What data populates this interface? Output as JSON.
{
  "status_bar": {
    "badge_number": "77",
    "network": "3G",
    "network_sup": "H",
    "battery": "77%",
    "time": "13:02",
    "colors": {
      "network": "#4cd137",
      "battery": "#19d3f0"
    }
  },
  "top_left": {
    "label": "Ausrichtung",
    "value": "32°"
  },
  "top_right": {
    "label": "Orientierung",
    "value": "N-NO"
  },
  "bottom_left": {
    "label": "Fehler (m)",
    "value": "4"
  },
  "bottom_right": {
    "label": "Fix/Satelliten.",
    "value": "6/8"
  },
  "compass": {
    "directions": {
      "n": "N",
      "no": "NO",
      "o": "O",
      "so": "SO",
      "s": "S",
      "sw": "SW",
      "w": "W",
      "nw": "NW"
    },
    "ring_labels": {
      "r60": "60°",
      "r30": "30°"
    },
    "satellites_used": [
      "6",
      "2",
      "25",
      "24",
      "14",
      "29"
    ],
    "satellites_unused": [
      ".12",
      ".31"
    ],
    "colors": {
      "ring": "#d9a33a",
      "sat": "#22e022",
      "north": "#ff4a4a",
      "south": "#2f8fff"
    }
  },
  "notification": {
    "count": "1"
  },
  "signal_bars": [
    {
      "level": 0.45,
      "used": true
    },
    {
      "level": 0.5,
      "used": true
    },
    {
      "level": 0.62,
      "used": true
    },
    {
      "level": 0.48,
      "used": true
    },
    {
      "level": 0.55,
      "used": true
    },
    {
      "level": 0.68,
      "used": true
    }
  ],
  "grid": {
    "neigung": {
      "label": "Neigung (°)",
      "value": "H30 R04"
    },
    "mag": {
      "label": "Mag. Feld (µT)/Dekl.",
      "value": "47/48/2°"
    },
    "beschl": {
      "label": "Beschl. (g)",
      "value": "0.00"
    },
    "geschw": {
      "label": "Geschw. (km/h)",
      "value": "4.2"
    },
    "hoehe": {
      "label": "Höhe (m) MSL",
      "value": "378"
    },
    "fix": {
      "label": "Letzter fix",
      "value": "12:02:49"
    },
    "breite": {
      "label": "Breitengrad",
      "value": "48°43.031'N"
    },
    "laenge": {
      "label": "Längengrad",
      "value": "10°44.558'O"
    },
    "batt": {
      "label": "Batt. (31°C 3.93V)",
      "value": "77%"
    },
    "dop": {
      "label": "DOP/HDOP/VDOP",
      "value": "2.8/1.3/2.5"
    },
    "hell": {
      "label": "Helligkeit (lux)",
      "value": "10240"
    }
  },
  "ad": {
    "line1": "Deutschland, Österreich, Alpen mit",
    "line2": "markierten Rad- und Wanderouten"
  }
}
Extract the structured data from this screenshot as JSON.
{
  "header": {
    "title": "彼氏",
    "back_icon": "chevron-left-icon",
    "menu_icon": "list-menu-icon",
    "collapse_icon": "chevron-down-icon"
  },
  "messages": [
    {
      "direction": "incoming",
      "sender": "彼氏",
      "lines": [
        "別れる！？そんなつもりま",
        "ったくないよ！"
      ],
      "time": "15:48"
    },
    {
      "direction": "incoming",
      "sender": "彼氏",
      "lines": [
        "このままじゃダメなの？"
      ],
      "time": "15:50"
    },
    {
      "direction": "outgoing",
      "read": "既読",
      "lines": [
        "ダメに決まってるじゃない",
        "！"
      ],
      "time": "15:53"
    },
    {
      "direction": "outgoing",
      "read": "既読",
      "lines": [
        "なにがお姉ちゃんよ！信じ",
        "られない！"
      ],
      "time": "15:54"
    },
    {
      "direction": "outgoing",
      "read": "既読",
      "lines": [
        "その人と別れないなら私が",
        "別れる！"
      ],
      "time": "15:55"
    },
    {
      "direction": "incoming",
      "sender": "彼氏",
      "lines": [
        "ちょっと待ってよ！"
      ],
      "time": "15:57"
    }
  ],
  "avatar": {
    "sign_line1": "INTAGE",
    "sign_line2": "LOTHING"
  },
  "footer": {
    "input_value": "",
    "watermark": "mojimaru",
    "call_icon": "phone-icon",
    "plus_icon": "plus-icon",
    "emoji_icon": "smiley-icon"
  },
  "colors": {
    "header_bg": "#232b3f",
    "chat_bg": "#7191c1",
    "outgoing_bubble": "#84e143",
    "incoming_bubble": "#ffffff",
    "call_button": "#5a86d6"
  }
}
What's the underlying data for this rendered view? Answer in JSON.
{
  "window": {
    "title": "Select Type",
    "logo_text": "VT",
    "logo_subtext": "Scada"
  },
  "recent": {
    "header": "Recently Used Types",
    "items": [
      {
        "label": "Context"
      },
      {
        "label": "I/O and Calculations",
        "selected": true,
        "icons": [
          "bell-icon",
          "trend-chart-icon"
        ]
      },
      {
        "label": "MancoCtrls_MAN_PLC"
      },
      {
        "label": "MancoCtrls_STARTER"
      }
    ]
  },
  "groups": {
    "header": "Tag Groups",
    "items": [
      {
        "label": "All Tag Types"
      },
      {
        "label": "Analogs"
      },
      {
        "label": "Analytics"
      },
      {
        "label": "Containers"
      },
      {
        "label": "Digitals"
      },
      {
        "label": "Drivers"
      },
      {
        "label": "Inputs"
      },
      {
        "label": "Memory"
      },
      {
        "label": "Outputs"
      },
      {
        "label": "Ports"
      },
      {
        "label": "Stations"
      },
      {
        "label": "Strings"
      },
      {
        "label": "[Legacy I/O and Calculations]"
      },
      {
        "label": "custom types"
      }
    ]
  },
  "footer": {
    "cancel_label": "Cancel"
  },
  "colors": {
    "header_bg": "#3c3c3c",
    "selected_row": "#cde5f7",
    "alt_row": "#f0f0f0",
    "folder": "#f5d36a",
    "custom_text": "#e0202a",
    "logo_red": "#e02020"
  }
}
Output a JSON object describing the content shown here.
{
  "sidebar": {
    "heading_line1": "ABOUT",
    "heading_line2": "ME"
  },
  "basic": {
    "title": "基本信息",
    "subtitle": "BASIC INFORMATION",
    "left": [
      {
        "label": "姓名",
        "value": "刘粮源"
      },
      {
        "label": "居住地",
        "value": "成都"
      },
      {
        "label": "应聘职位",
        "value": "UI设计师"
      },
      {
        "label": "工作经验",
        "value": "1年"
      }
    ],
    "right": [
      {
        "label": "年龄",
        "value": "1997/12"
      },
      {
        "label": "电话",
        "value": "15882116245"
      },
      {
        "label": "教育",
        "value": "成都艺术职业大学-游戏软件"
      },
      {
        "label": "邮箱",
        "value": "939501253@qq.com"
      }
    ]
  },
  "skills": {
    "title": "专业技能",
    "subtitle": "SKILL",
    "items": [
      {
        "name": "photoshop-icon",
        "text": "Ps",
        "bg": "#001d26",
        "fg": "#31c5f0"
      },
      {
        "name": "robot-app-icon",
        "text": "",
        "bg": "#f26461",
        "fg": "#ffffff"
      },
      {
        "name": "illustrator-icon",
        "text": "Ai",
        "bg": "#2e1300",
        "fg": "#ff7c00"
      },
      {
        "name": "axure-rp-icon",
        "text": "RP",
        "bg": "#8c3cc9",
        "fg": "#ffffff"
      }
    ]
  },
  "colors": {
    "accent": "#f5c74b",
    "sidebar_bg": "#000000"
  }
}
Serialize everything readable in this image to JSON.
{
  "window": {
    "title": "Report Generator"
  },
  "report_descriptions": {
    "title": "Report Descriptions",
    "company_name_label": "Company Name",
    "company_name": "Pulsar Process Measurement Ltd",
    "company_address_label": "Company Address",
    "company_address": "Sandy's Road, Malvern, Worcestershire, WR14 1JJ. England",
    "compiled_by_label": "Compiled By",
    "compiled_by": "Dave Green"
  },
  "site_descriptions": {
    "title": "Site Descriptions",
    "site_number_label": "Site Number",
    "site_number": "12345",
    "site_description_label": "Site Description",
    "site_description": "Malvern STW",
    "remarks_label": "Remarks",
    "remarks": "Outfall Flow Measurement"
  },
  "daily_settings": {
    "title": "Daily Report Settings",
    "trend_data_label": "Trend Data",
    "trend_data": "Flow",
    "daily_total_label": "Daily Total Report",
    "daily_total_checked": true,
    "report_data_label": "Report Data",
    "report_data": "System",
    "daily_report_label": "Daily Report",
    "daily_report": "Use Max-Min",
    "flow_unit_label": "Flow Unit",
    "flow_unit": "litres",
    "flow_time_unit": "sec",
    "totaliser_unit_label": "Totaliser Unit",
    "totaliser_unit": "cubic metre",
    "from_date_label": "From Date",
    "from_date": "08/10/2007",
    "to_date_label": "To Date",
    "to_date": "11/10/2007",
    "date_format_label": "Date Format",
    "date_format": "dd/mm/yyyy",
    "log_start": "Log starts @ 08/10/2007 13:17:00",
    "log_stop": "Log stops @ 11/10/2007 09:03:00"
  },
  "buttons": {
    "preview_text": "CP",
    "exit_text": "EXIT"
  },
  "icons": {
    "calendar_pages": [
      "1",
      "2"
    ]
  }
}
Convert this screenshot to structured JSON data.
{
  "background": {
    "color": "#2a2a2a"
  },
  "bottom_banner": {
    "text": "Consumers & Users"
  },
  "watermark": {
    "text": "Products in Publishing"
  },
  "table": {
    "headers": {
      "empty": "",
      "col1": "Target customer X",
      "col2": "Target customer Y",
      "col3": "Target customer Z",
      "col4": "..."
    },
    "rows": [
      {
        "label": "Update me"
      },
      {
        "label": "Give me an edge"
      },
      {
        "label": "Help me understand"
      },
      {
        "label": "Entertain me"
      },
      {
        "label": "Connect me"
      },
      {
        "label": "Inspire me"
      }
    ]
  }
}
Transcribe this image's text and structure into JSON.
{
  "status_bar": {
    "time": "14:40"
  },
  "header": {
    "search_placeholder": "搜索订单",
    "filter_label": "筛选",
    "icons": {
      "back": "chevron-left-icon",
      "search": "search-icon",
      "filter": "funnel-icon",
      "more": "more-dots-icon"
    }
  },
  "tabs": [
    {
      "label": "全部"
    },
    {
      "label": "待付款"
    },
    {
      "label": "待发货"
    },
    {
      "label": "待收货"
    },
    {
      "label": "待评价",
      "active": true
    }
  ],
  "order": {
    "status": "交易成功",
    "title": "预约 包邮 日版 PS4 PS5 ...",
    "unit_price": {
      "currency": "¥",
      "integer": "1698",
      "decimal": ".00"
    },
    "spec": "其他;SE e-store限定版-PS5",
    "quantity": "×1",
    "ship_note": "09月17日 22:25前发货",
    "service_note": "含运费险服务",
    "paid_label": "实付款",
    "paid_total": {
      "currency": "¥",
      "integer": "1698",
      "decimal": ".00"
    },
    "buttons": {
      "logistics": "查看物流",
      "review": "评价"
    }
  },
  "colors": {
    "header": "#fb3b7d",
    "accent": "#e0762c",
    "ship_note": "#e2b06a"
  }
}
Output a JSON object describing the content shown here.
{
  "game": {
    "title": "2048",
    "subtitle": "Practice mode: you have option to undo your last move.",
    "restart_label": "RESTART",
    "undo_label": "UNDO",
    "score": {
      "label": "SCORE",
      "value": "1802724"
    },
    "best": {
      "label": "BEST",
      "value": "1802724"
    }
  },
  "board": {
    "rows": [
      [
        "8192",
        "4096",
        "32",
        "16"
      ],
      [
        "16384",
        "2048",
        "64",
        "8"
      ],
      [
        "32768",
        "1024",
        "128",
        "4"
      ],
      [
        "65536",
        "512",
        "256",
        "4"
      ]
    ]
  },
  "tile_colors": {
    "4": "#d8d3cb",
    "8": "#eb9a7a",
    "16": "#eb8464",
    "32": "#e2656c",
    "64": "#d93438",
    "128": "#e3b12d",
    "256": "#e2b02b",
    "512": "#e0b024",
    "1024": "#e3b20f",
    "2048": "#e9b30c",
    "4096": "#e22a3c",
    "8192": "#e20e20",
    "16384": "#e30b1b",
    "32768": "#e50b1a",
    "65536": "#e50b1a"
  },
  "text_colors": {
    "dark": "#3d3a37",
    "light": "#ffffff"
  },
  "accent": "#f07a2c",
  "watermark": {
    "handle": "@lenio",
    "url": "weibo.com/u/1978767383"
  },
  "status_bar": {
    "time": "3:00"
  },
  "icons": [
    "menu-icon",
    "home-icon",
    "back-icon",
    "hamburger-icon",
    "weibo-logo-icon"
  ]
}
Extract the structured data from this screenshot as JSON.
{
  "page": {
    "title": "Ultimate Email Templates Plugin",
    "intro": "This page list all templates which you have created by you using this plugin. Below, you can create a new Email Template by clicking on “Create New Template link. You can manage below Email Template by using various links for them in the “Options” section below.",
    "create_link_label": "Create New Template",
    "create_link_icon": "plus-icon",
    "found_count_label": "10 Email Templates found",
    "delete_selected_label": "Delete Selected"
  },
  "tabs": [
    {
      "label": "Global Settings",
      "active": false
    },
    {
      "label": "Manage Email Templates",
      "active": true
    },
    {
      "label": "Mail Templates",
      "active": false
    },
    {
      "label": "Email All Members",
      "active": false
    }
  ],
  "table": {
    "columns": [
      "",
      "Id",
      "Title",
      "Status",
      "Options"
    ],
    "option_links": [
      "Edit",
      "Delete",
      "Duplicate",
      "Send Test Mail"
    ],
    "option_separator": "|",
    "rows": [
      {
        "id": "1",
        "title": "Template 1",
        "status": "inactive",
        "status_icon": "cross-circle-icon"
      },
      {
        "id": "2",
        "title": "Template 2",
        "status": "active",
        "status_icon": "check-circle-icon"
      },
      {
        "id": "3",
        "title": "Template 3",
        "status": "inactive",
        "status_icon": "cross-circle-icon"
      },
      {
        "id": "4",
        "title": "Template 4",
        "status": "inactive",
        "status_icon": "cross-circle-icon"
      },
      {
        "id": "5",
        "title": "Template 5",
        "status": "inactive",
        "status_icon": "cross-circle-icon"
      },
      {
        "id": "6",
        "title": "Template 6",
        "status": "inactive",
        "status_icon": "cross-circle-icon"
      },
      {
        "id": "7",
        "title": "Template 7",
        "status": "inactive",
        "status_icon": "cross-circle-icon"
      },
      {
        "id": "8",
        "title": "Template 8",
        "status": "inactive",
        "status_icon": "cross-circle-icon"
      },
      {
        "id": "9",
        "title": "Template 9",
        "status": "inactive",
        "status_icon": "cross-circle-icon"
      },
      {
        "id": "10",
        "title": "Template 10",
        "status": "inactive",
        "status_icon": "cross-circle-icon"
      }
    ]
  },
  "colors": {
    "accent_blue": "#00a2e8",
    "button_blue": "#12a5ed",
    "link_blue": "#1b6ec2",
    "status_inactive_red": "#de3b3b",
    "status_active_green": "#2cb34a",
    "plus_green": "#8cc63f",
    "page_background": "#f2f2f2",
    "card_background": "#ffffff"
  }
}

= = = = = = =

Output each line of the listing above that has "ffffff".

Answer space:
    "incoming_bubble": "#ffffff",
        "fg": "#ffffff"
        "fg": "#ffffff"
    "light": "#ffffff"
    "card_background": "#ffffff"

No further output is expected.